With a little homework you can see:
Isaiah 64:8 (NIV):
Yet you, LORD, are our Father. We are the clay, you are the potter; we are all the work of your hand.
Psalms 95:6 (NIV):
Come, let us bow down in worship, let us kneel before the Lord our Maker
Psalms 100:3 (NIV):
Know that the Lord is God. It is he who made us, and we are his people, the sheep of his pasture
Jeremiah 51:19 (NIV):
He who is the Portion of Jacob is not like these, for he is the Maker of all things, including the people of his inheritance, the Lord Almighty is his name
So in the OP verse, Isaiah 45:11, it should be clear that and his Maker, the maker of Israel, is another reference to God, the one and only God, the subject of the sentence in this verse. And it should also be clear from these verses that viewing God as our creator, our maker, is an OT theological tenet.
The OT books are uniformly about the unity and singularity of God, so any OT translation that looks like it might remotely be hinting otherwise needs careful review.
The MT for this verse is:

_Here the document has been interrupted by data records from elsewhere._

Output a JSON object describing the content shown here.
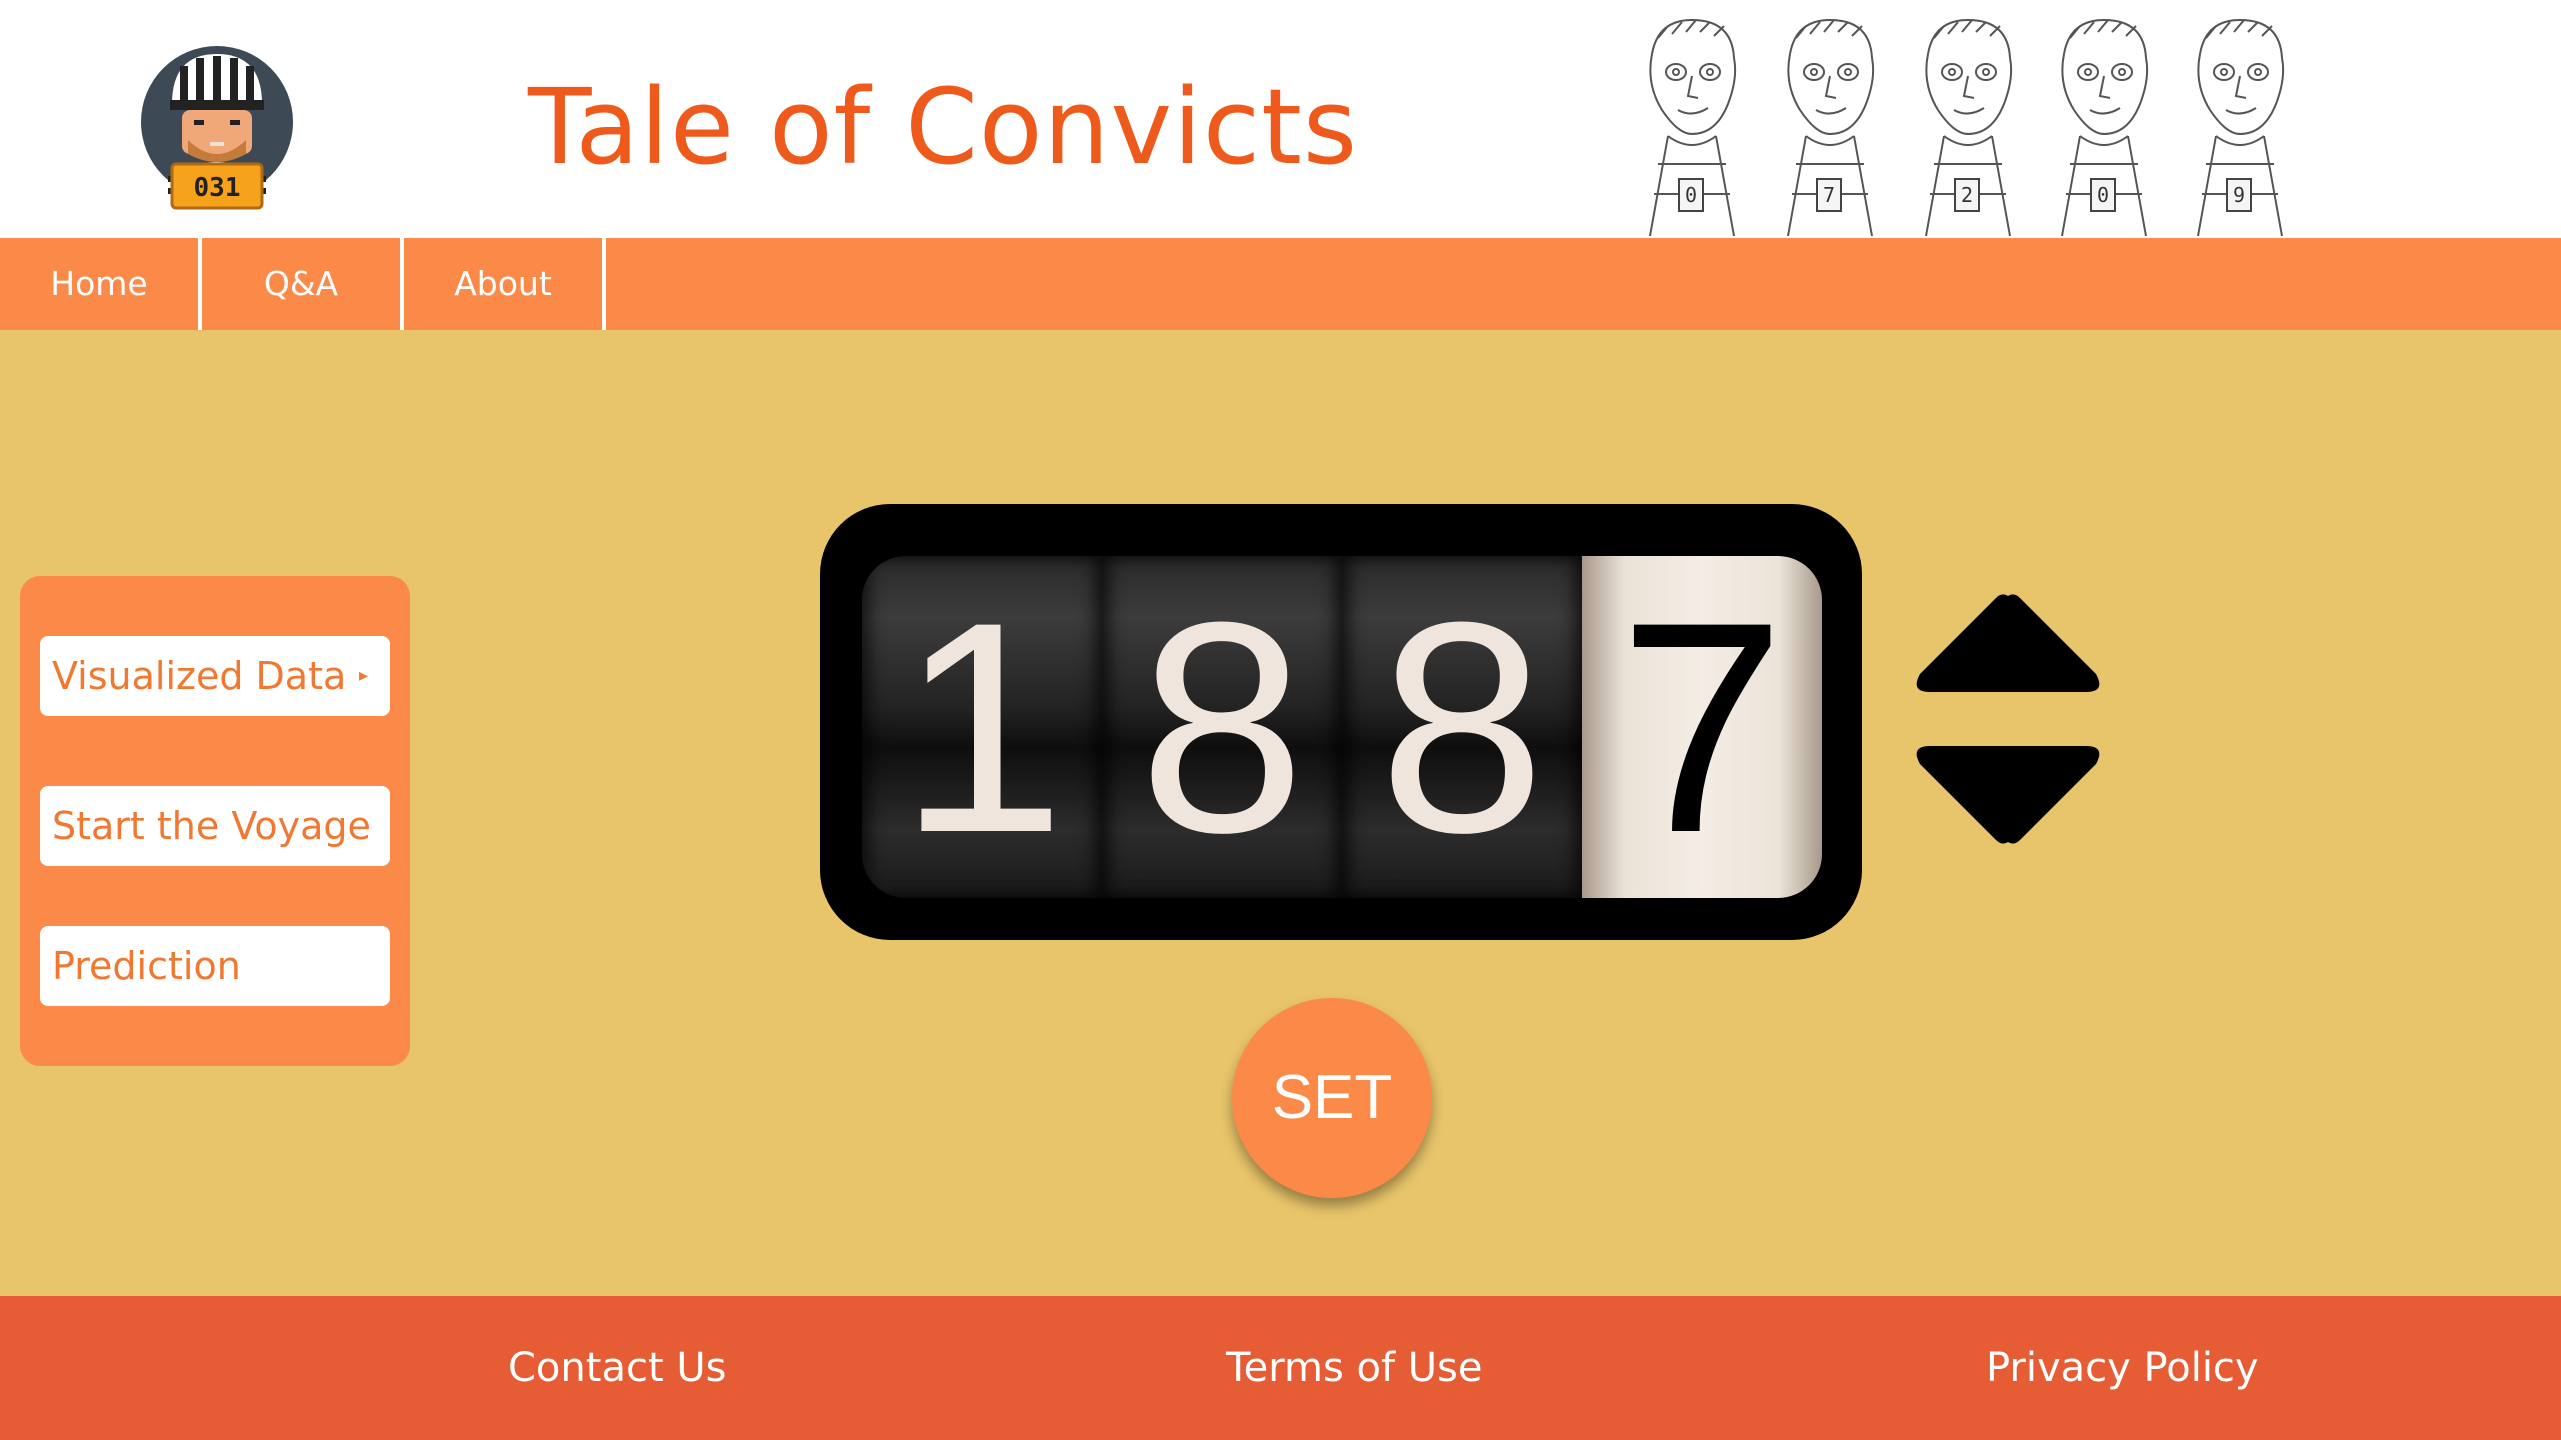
{
  "header": {
    "title": "Tale of Convicts",
    "logo": {
      "icon": "prisoner-avatar-icon",
      "badge_number": "031"
    },
    "convicts": [
      {
        "number": "0"
      },
      {
        "number": "7"
      },
      {
        "number": "2"
      },
      {
        "number": "0"
      },
      {
        "number": "9"
      }
    ]
  },
  "nav": {
    "items": [
      {
        "label": "Home"
      },
      {
        "label": "Q&A"
      },
      {
        "label": "About"
      }
    ]
  },
  "sidebar": {
    "items": [
      {
        "label": "Visualized Data",
        "caret": "▸"
      },
      {
        "label": "Start the Voyage"
      },
      {
        "label": "Prediction"
      }
    ]
  },
  "year_counter": {
    "digits": [
      "1",
      "8",
      "8",
      "7"
    ],
    "active_digit_index": 3,
    "up_icon": "triangle-up-icon",
    "down_icon": "triangle-down-icon"
  },
  "set_button": {
    "label": "SET"
  },
  "footer": {
    "links": [
      {
        "label": "Contact Us"
      },
      {
        "label": "Terms of Use"
      },
      {
        "label": "Privacy Policy"
      }
    ]
  },
  "colors": {
    "title": "#ee5a1c",
    "nav_bg": "#fb8a49",
    "page_bg": "#e8c46a",
    "footer_bg": "#e55c35",
    "sidebar_text": "#f07830"
  }
}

כֹּה אָמַר יְהוָה קְדוֹשׁ יִשְׂרָאֵל וְיֹצְרוֹ הָאֹתִיּוֹת שְׁאָלוּנִי עַל בָּנַי וְעַל פֹּעַל יָדַי תְּצַוֻּנִי
The verbs אָמַר, sayeth, שְׁאָלוּנִי, question me, תְּצַוֻּנִי, you would command Me are all singular. The noun forms בָּנַי, my sons, פֹּעַל יָדַי, the work of my hands are singular.
The and in and his maker is necessary in Hebrew (וְיֹצְרוֹ) to prevent the his in his maker from referring to God, as if Israel created God, but this and is superfluous and confusing in the English translation, as the OP indicates. It appears that the NET translators recognized this problem and left out the and for clarity. Yet another example of how over-literal translations can confuse readers.
So, there really isn't any way, or reason, to read his maker as an additional subject persona.